Honest and hard-working Texas rancher Homer Bannon has a conflict with his unscrupulous, selfish, arrogant and egotistical son Hud, who sank into alcoholism after accidentally killing his brother in a car crash.
Drifter Chance Wayne returns to his hometown after many years of trying to make it in the movies. Arriving with him is a faded film star he picked up along the way, Alexandra Del Lago. ... See full summary »
John 'Hombre' Russell is a white man raised by the Apaches on an Indian reservation and later by a white man in town. As an adult he prefers to live on the reservation. He is informed that he has inherited a lodging-house in the town. He goes to the town and decides to trade the place for a herd. He has to go to another city. The only stagecoach is one being hired for a special trip paid by Faver and his wife Audra. As there are several seats others join the stagecoach making seven very different passengers in all. During the journey they are robbed. With the leadership of John Russell they escape with little water and the money that the bandits want. They are pursued by the bandits. As they try to evade the bandits they reveal their true nature in a life threatening situation.Written by
Claudio Carvalho, Rio de Janeiro, Brazil and Bill G. Walsall England
Many viewers felt it was far fetched that Grimes would have gone up the hill. See more »
When John Russell is coming to Delgado to see Mendez, in the background are 3 or 4 farm vehicles working in the distance. The sun can be seen gleaming from one of them as it moves through a dust cloud it is making. See more »
[noticing Braden with Grimes' gang]
Frank, what are you doin'?
Goin' bad, honey.
See more »
Outstanding direction, writing, acting, and cinematography make this film perhaps the best western ever made, and certainly outstanding in it's genre. The good guys aren't all that good, and the bad guys are despicable. The dialogue is from Elmore Leonard, and is some of the best dialogue ever written, western or not. Example: Early in the film Diane Cilento has retreated to the privacy of a shack to remove her petticoat because of the heat. Paul Newman is in the room, and watches her silently as she bears her legs. Then he says, "You'd better stop right there lady, or I'm gonna know all there is to know about you." Ms Cilento's character Jessie (a hard frontier woman who runs a boarding house and sleeps with the town sheriff) retorts, "You might have cleared your throat." Newman says, "I couldn't, my heart was in it." The minor part cast is also outstanding: Martin Balsam, Richard Boone, Cameron Mitchell, David Canary. I also mention the cinematographer, often overlooked, because it was James Wong Howe (Molly McGuires, This Property is Condemned, Hud, Fantasia) who was one of the greatest cinematographers that has ever lived.

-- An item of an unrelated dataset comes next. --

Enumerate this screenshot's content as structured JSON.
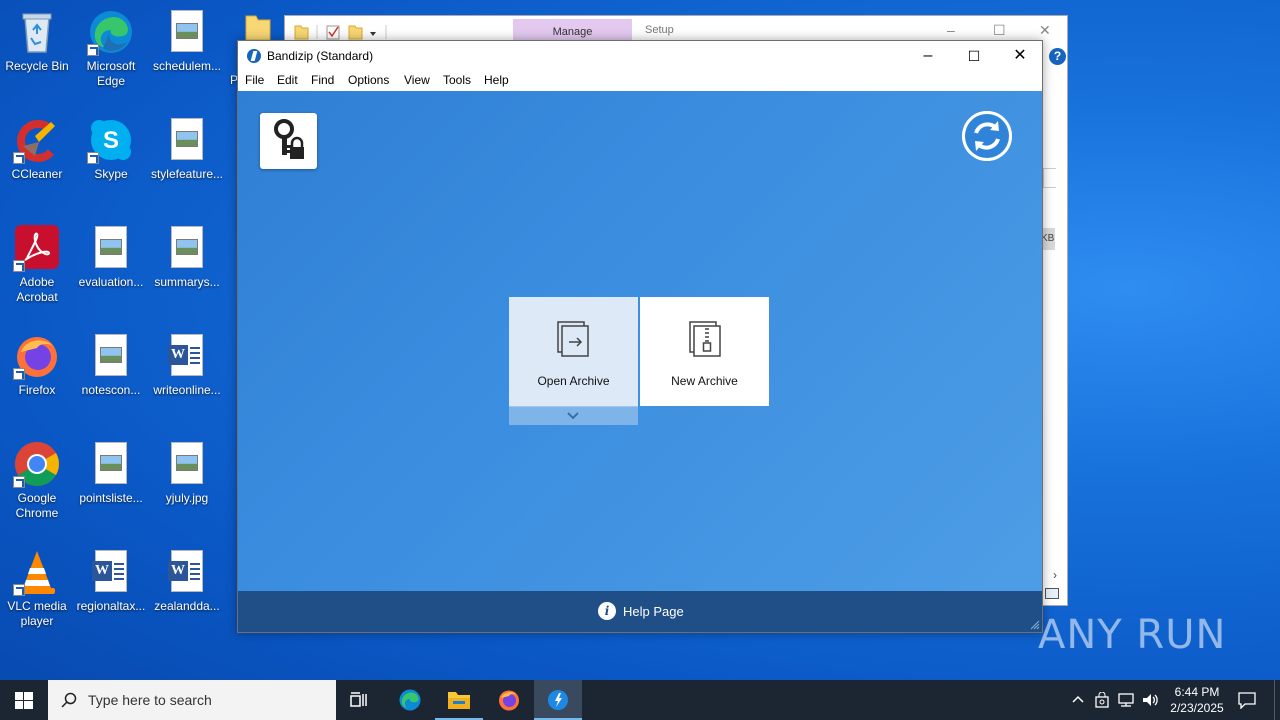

37 of 50 people found this review helpful.
Was this review helpful to you?
| Report this